resident, Matt Macfarlane, Cedars-Sinai

Dr. Matt Macfarlane is an internal medicine resident currently working with hospitalized COVID-19 patients at Cedars-Sinai. Dr. Macfarlane and his colleagues care for patients who aren't ill enough to require a ventilator, or those who are recovering following a stay in the intensive care unit (ICU). 

When he finishes his residency, Dr. Macfarlane plans to go into primary care with a focus on LGBTQ+ patients.

"The toughest part is having serious discussions and trying to break difficult news to patients and families when you can't see their faces or be there to comfort them."

We talked with Dr. Macfarlane to learn more about his work during the COVID-19 pandemic.

What are your workdays like?

Dr. Macfarlane: Since the COVID-19 pandemic started, residents have had to limit our exposure to patient rooms, so we're working remotely. We're consulting with the attending physicians and nurses who are in the patient rooms and speaking with patients by phone. 

Normally, we spend our days examining patients in person, building a rapport with face-to-face, meaningful interactions. It's really weird to have never touched the patient you're taking care of and only hear their voice over the phone. 

How has COVID-19 changed the way you work with your colleagues?

Dr. Macfarlane: It's quickly solidified us as a team. We're all putting faith in the different players to work together and a lot of trust in nurses' assessments. 

It's extraordinary what the nurses are doing, taking on so many roles and doing the tasks we would normally do ourselves. They're generally the ones most in touch with the patients, but right now they're really on the front lines. 

What are the specific challenges in caring for COVID-19 patients?

Dr. Macfarlane: Normally, patients have their support systems there advocating for them and asking questions. Now we're talking to everyone on the phone and really focused on keeping families updated because they can't visit their loved ones.

The toughest part is having serious discussions and trying to break difficult news when you can't see their faces or be there to comfort them. Right now, we realize how important that is.

Policies and procedures for how we treat patients change every day as we get new data. It really helps to have a team of mini-experts following guidance from leadership and the Centers for Disease Control and Prevention, because it's hard to keep track. One of the things we've learned most as residents is that you have to be flexible and adapt. 

How do you cope with the restrictions of the pandemic on your life and work?

Dr. Macfarlane: It is hard when you feel like this virus is everything that everyone is experiencing.
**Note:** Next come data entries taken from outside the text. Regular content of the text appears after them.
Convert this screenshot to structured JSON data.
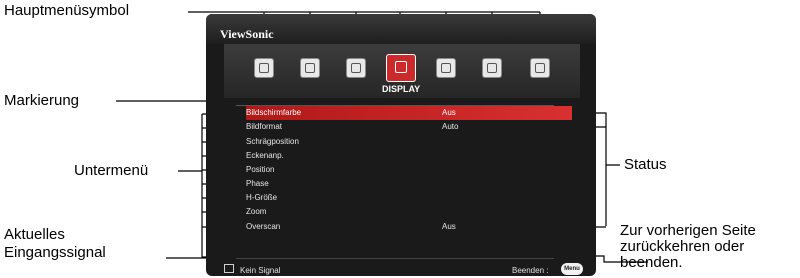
{
  "annotations": {
    "main_icon": "Hauptmenüsymbol",
    "highlight": "Markierung",
    "submenu": "Untermenü",
    "current_input_line1": "Aktuelles",
    "current_input_line2": "Eingangssignal",
    "status": "Status",
    "back_line1": "Zur vorherigen Seite",
    "back_line2": "zurückkehren oder",
    "back_line3": "beenden."
  },
  "osd": {
    "brand": "ViewSonic",
    "category": "DISPLAY",
    "icons": [
      "picture-icon",
      "color-icon",
      "lamp-icon",
      "display-icon",
      "settings-icon",
      "system-icon",
      "info-icon"
    ],
    "active_icon_index": 3,
    "items": [
      {
        "label": "Bildschirmfarbe",
        "value": "Aus"
      },
      {
        "label": "Bildformat",
        "value": "Auto"
      },
      {
        "label": "Schrägposition",
        "value": ""
      },
      {
        "label": "Eckenanp.",
        "value": ""
      },
      {
        "label": "Position",
        "value": ""
      },
      {
        "label": "Phase",
        "value": ""
      },
      {
        "label": "H-Größe",
        "value": ""
      },
      {
        "label": "Zoom",
        "value": ""
      },
      {
        "label": "Overscan",
        "value": "Aus"
      }
    ],
    "highlighted_index": 0,
    "footer": {
      "signal": "Kein Signal",
      "exit_label": "Beenden :",
      "menu_button": "Menu"
    },
    "accent_color": "#cc2a2a"
  }
}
You want to read all the articles and the updates first thing when you wake up and before you go to bed.

Personally, I want to know the latest to prepare for how to take care of people. I'm glad my co-residents and I are friends and we still rely on each other, but it's hard to just talk about normal stuff. 

It's difficult thinking about what it's like for healthcare workers and patients in other parts of the country that have been hit harder, like New York. It feels like Cedars-Sinai and our residency program have been really forward-thinking, and the medical center feels very organized. 

How do you keep up morale at work?

Dr. Macfarlane: Every time we discharge a patient, it's really rewarding. Things change so quickly—we've had patients who didn't appear that sick, and then they needed a lot of help breathing, went to the ICU and came back to us.

When we send them back home to their families, they still have a long course of getting better, and even that can be really scary. But it's exciting to watch people get better.